BEGIN Records provided

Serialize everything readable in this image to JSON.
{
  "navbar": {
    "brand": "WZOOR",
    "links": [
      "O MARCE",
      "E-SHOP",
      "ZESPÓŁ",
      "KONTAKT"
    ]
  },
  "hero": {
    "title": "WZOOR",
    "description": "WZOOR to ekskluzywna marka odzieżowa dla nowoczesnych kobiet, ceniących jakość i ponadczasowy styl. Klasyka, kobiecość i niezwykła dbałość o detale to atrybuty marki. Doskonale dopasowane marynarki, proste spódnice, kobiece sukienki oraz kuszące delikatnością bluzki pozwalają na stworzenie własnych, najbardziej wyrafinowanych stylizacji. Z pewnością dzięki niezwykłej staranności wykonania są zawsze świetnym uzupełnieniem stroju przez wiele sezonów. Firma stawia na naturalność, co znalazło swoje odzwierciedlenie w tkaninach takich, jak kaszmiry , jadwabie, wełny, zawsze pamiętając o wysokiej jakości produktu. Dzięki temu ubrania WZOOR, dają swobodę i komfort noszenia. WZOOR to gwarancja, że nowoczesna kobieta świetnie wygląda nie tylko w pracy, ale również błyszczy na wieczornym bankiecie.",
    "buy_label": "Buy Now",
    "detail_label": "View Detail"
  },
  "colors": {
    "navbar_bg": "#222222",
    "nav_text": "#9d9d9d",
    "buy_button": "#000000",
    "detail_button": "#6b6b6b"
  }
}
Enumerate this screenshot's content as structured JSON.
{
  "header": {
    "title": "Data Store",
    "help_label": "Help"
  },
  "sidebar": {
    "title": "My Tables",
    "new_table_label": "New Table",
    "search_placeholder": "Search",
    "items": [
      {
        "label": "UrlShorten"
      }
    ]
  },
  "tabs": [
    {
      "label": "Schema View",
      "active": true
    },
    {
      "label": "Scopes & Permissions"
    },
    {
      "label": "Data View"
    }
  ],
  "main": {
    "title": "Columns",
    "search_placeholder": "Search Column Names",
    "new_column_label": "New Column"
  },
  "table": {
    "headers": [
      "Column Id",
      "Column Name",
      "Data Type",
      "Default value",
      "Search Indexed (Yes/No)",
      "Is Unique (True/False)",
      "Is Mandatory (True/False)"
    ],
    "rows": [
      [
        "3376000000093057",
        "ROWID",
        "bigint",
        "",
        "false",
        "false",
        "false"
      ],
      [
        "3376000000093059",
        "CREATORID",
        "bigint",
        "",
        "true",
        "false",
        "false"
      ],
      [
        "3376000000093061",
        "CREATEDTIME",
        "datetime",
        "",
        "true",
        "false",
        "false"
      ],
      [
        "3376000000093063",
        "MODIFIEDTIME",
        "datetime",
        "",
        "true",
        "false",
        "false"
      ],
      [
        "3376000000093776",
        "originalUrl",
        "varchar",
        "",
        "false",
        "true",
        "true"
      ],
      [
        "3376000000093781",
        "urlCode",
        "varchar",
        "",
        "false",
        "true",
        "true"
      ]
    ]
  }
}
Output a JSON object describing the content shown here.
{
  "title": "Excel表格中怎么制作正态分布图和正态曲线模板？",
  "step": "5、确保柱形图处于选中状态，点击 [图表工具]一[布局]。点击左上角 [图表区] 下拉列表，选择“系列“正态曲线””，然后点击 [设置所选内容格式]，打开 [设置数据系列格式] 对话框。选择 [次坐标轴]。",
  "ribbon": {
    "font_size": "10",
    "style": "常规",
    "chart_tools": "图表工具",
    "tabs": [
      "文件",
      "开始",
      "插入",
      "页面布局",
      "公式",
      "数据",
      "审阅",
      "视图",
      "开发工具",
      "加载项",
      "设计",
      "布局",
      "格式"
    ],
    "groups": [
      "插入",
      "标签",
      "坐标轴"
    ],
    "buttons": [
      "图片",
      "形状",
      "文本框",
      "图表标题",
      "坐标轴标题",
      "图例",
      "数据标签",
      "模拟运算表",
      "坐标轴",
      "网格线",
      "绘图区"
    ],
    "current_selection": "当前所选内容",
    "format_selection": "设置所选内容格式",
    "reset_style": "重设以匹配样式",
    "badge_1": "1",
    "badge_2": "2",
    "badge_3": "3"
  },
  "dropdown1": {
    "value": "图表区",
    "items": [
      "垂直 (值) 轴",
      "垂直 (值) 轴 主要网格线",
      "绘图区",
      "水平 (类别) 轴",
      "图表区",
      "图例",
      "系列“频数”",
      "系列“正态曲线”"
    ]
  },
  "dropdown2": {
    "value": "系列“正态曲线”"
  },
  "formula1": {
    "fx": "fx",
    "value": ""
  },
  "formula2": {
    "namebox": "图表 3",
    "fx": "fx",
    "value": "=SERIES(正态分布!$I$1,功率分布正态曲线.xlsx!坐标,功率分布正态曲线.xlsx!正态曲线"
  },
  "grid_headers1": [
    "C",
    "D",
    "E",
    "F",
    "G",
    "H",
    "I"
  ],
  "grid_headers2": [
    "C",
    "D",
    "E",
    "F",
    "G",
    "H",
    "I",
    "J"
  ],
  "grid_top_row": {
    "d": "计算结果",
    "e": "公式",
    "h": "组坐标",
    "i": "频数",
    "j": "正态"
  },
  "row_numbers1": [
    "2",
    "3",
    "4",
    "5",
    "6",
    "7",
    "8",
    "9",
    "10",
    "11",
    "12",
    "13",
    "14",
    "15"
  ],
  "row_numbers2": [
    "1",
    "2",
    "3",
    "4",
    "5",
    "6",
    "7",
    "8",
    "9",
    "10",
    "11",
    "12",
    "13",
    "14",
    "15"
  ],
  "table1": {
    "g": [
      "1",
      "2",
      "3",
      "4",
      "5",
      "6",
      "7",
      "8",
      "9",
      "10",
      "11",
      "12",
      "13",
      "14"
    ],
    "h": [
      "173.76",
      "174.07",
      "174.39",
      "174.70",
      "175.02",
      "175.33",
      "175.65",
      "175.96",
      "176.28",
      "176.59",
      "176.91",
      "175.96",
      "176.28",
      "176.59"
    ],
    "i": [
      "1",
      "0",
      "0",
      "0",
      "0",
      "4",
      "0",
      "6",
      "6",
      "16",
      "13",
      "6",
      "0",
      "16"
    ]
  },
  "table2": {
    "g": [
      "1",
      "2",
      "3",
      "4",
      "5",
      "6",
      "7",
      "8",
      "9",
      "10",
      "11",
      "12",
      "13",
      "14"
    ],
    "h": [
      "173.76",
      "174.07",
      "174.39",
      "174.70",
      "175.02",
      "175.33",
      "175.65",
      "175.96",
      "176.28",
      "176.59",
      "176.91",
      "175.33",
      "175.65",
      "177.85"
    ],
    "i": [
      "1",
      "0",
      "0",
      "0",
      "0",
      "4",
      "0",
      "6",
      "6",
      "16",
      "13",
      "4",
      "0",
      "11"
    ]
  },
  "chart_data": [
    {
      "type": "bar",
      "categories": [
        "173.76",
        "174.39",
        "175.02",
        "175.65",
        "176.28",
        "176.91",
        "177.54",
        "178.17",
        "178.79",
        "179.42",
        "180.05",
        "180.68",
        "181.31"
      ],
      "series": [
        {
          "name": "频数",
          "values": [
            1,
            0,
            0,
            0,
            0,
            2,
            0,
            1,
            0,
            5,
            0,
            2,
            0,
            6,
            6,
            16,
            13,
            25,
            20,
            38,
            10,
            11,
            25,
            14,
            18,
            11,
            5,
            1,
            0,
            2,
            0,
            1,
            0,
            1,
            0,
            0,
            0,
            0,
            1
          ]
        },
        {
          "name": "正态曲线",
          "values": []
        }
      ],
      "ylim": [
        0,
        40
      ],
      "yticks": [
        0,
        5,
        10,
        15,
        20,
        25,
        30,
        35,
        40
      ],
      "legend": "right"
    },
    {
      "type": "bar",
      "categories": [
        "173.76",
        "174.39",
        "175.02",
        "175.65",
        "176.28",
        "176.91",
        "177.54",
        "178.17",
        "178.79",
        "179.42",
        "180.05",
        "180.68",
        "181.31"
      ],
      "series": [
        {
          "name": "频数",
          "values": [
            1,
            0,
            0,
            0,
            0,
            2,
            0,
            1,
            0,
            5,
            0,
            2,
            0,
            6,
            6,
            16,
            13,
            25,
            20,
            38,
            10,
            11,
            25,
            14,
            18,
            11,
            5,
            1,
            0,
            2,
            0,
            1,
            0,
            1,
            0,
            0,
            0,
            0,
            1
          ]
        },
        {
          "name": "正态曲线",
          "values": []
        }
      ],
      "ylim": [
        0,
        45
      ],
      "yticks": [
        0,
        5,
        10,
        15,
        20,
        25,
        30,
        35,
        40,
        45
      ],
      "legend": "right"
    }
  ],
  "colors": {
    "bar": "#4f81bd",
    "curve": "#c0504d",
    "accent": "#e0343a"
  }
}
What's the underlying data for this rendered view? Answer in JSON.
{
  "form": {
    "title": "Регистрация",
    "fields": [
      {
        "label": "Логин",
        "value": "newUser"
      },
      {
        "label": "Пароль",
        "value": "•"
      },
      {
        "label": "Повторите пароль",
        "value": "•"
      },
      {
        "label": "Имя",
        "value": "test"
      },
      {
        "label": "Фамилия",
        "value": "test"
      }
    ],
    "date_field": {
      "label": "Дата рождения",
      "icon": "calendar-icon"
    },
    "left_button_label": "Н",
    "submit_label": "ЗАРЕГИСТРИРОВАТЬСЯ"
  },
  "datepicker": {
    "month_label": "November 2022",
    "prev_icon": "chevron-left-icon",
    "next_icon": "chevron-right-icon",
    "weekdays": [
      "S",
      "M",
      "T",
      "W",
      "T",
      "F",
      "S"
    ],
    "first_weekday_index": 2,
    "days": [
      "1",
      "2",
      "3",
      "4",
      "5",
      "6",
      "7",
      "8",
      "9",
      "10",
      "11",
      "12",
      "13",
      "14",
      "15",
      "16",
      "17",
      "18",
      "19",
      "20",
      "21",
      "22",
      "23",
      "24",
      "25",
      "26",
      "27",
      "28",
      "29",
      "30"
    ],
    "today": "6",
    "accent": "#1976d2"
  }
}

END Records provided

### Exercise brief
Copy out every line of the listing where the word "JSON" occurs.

### Written response
Serialize everything readable in this image to JSON.
Enumerate this screenshot's content as structured JSON.
Output a JSON object describing the content shown here.
What's the underlying data for this rendered view? Answer in JSON.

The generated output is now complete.